- _Directions_: Looking at the entries, say how many lines contain the string "订单编号". Offer nothing besides the number.

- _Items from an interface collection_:
┌──
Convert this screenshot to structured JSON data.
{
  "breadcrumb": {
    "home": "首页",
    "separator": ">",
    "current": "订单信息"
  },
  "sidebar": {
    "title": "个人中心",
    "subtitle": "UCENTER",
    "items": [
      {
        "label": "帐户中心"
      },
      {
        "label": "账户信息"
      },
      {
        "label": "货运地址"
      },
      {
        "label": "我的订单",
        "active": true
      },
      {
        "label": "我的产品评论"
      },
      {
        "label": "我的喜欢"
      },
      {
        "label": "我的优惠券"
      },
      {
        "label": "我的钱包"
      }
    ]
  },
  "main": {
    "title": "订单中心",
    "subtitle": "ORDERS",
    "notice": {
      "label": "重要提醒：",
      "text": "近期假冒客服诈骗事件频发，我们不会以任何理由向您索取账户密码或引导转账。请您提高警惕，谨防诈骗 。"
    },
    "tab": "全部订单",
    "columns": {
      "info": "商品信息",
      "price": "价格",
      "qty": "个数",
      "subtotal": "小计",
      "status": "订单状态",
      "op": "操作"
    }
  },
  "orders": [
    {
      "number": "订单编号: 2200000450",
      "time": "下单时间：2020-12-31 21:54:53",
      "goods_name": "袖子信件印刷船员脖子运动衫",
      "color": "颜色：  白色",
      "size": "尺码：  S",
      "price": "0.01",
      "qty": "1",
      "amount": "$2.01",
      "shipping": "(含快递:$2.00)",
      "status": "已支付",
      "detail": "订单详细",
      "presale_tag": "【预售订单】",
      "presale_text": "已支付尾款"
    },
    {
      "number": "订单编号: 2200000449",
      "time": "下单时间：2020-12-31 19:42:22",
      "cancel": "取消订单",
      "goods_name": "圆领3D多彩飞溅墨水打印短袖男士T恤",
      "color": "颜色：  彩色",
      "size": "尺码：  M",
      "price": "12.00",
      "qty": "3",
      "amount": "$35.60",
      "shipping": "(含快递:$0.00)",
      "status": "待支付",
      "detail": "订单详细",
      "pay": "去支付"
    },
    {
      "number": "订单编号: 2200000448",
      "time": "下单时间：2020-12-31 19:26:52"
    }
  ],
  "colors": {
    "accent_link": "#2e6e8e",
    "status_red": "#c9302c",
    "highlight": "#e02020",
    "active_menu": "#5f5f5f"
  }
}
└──
- _Exercise answer_: 3